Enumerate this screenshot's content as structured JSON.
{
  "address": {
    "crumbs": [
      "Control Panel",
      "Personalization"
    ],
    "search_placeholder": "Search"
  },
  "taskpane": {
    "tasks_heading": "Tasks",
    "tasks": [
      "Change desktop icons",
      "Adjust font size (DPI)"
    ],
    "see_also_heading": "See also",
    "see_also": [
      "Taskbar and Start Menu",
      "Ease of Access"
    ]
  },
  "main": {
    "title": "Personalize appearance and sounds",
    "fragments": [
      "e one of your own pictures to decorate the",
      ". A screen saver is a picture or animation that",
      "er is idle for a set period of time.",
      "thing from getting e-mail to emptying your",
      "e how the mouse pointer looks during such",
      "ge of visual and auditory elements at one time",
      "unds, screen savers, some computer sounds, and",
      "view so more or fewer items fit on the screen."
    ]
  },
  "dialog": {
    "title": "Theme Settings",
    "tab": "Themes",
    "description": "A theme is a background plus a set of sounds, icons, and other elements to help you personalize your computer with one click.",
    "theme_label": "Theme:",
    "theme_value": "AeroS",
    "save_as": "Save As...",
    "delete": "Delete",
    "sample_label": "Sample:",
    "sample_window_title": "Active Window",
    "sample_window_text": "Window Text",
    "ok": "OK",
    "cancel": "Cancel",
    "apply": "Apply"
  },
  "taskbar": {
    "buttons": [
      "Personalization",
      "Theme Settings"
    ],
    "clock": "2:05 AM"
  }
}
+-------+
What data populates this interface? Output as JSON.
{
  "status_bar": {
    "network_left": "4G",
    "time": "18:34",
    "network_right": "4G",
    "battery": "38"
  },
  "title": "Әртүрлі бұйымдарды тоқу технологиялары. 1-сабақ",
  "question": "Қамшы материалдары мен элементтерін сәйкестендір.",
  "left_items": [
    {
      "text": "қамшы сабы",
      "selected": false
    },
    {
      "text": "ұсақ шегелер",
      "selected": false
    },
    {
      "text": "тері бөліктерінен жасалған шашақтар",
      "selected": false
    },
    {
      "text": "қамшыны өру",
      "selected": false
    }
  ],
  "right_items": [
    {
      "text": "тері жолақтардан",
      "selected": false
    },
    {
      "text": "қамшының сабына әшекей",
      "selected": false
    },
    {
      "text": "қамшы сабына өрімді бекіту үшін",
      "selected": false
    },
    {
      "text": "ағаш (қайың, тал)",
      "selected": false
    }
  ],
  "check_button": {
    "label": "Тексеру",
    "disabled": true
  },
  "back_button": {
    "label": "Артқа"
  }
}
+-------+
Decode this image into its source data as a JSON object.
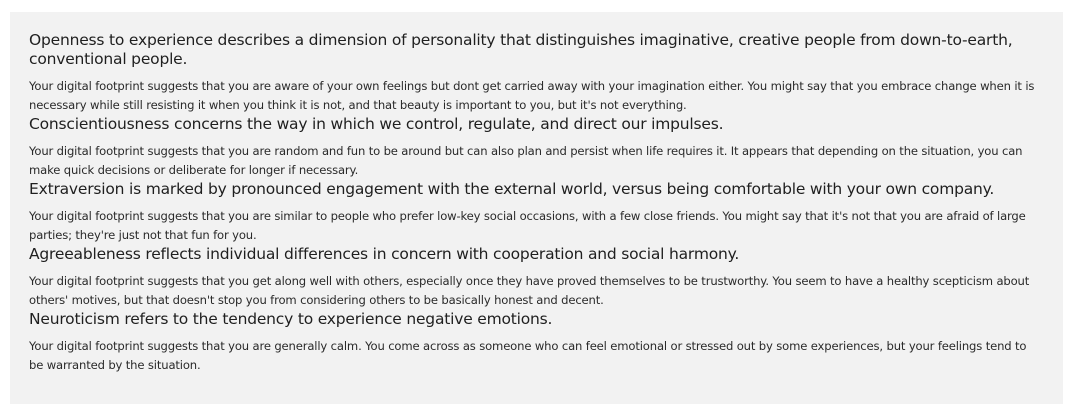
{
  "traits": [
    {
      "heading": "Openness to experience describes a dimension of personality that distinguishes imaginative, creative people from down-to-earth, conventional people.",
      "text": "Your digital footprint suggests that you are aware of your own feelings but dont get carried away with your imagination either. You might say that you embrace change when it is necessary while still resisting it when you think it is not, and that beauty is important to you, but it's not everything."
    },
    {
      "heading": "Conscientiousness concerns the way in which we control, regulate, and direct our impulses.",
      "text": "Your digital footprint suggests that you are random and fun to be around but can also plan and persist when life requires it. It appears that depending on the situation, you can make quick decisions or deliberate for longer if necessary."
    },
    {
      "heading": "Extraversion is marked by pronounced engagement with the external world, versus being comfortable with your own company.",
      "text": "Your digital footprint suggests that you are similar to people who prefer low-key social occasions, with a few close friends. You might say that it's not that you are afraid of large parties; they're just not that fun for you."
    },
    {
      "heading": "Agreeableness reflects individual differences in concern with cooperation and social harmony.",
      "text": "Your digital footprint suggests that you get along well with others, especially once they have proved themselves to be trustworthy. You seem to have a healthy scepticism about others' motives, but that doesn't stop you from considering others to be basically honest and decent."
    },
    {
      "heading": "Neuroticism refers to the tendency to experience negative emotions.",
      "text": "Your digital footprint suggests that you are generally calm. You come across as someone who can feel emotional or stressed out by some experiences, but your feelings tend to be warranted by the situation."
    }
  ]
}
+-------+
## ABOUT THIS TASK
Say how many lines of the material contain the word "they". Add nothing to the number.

## RESPONSE BOX
2